**Instructions for the task**
Would you copy each line of the data below that has "What"?

....

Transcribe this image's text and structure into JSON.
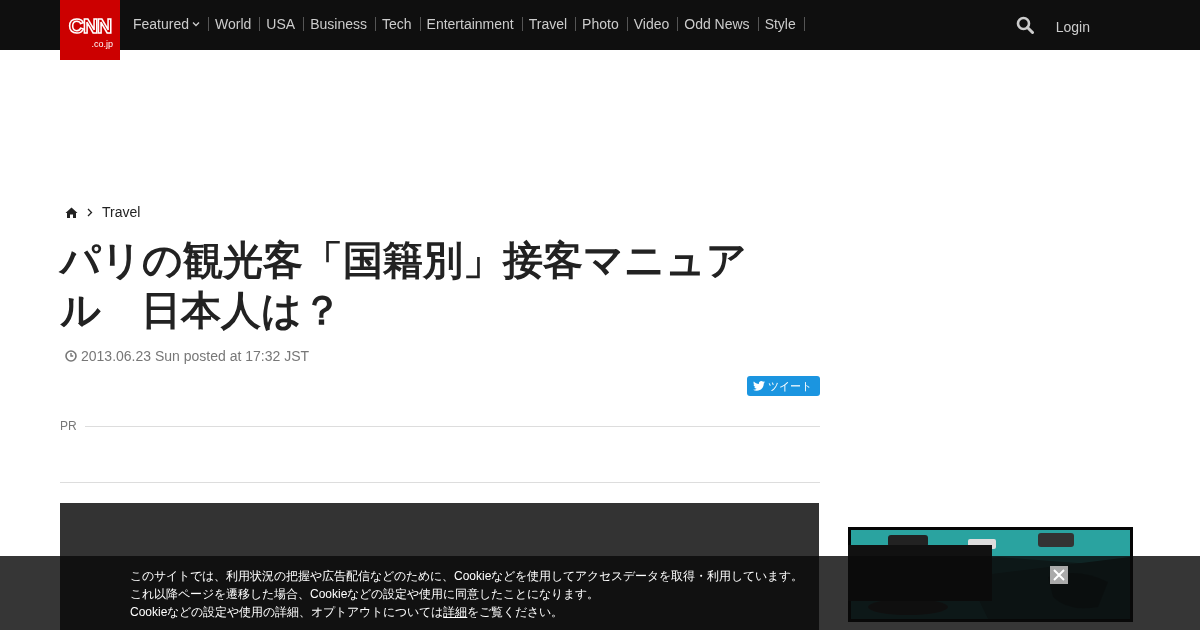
{
  "header": {
    "logo": {
      "main": "CNN",
      "sub": ".co.jp"
    },
    "nav": [
      {
        "label": "Featured",
        "kind": "dropdown"
      },
      {
        "label": "World",
        "kind": "link"
      },
      {
        "label": "USA",
        "kind": "link"
      },
      {
        "label": "Business",
        "kind": "link"
      },
      {
        "label": "Tech",
        "kind": "link"
      },
      {
        "label": "Entertainment",
        "kind": "link"
      },
      {
        "label": "Travel",
        "kind": "link"
      },
      {
        "label": "Photo",
        "kind": "link"
      },
      {
        "label": "Video",
        "kind": "link"
      },
      {
        "label": "Odd News",
        "kind": "link"
      },
      {
        "label": "Style",
        "kind": "link"
      }
    ],
    "login": "Login"
  },
  "breadcrumb": {
    "current": "Travel"
  },
  "article": {
    "title": "パリの観光客「国籍別」接客マニュアル　日本人は？",
    "date": "2013.06.23 Sun posted at 17:32 JST",
    "tweet_button": "ツイート",
    "pr_label": "PR"
  },
  "cookie_notice": {
    "lines": [
      "このサイトでは、利用状況の把握や広告配信などのために、Cookieなどを使用してアクセスデータを取得・利用しています。",
      "これ以降ページを遷移した場合、Cookieなどの設定や使用に同意したことになります。"
    ],
    "last_line_before": "Cookieなどの設定や使用の詳細、オプトアウトについては",
    "link": "詳細",
    "last_line_after": "をご覧ください。"
  }
}
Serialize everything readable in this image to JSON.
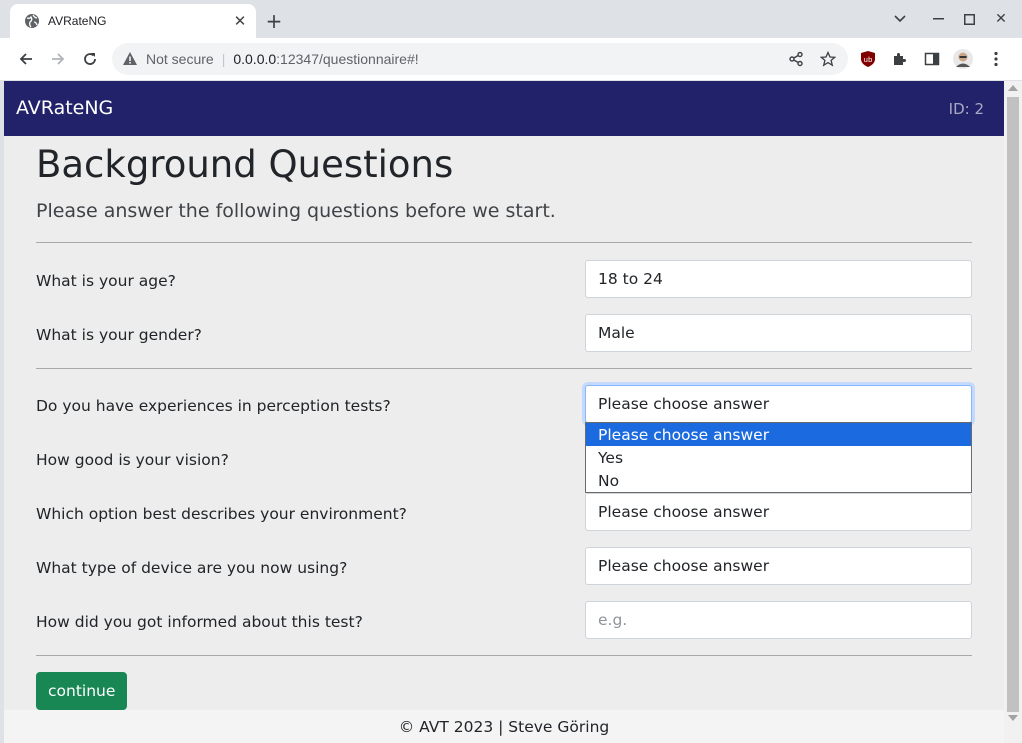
{
  "browser": {
    "tab_title": "AVRateNG",
    "omnibox": {
      "security_text": "Not secure",
      "host": "0.0.0.0",
      "path": ":12347/questionnaire#!"
    }
  },
  "navbar": {
    "brand": "AVRateNG",
    "id_label": "ID: 2"
  },
  "page": {
    "title": "Background Questions",
    "lead": "Please answer the following questions before we start."
  },
  "questions": [
    {
      "label": "What is your age?",
      "value": "18 to 24"
    },
    {
      "label": "What is your gender?",
      "value": "Male"
    },
    {
      "label": "Do you have experiences in perception tests?",
      "value": "Please choose answer"
    },
    {
      "label": "How good is your vision?",
      "value": ""
    },
    {
      "label": "Which option best describes your environment?",
      "value": "Please choose answer"
    },
    {
      "label": "What type of device are you now using?",
      "value": "Please choose answer"
    },
    {
      "label": "How did you got informed about this test?",
      "placeholder": "e.g."
    }
  ],
  "dropdown": {
    "options": [
      "Please choose answer",
      "Yes",
      "No"
    ],
    "selected_index": 0
  },
  "continue_label": "continue",
  "footer_text": "© AVT 2023 | Steve Göring",
  "colors": {
    "navbar": "#22226a",
    "continue_button": "#198754",
    "dropdown_highlight": "#1c6ae0"
  }
}
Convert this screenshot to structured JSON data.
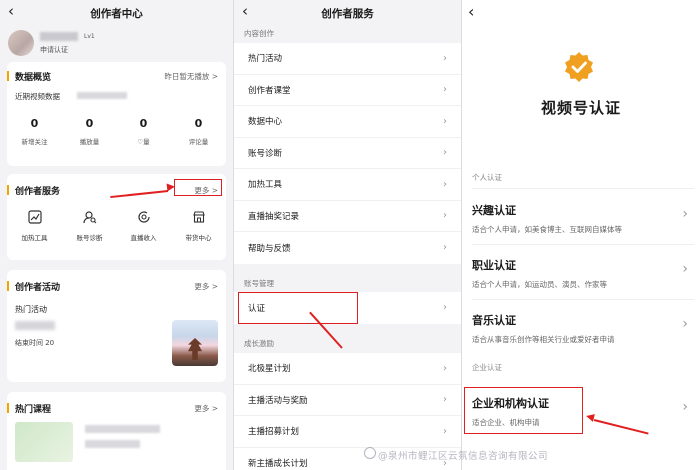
{
  "panel1": {
    "title": "创作者中心",
    "profile": {
      "lv": "Lv1",
      "apply_cert": "申请认证"
    },
    "overview": {
      "title": "数据概览",
      "more": "昨日暂无播放 >",
      "subtitle": "近期视频数据",
      "stats": [
        {
          "value": "0",
          "label": "新增关注"
        },
        {
          "value": "0",
          "label": "播放量"
        },
        {
          "value": "0",
          "label": "♡量"
        },
        {
          "value": "0",
          "label": "评论量"
        }
      ]
    },
    "services": {
      "title": "创作者服务",
      "more": "更多 >",
      "items": [
        {
          "label": "加热工具",
          "icon": "trend-chart-icon"
        },
        {
          "label": "账号诊断",
          "icon": "user-search-icon"
        },
        {
          "label": "直播收入",
          "icon": "coin-refresh-icon"
        },
        {
          "label": "带货中心",
          "icon": "shop-icon"
        }
      ]
    },
    "activity": {
      "title": "创作者活动",
      "more": "更多 >",
      "hot": "热门活动",
      "end_time": "结束时间  20"
    },
    "courses": {
      "title": "热门课程",
      "more": "更多 >"
    }
  },
  "panel2": {
    "title": "创作者服务",
    "sections": [
      {
        "label": "内容创作",
        "items": [
          "热门活动",
          "创作者课堂",
          "数据中心",
          "账号诊断",
          "加热工具",
          "直播抽奖记录",
          "帮助与反馈"
        ]
      },
      {
        "label": "账号管理",
        "items": [
          "认证"
        ]
      },
      {
        "label": "成长激励",
        "items": [
          "北极星计划",
          "主播活动与奖励",
          "主播招募计划",
          "新主播成长计划"
        ]
      }
    ]
  },
  "panel3": {
    "back": "‹",
    "title": "视频号认证",
    "personal_label": "个人认证",
    "options": [
      {
        "title": "兴趣认证",
        "desc": "适合个人申请，如美食博主、互联网自媒体等"
      },
      {
        "title": "职业认证",
        "desc": "适合个人申请，如运动员、演员、作家等"
      },
      {
        "title": "音乐认证",
        "desc": "适合从事音乐创作等相关行业或爱好者申请"
      }
    ],
    "enterprise_label": "企业认证",
    "enterprise_option": {
      "title": "企业和机构认证",
      "desc": "适合企业、机构申请"
    },
    "watermark": "@泉州市鲤江区云氛信息咨询有限公司"
  },
  "colors": {
    "accent_orange": "#f0a500",
    "highlight_red": "#e02020"
  }
}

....

**Solved problem**
      "label": "What is your age?",
      "label": "What is your gender?",
      "label": "What type of device are you now using?",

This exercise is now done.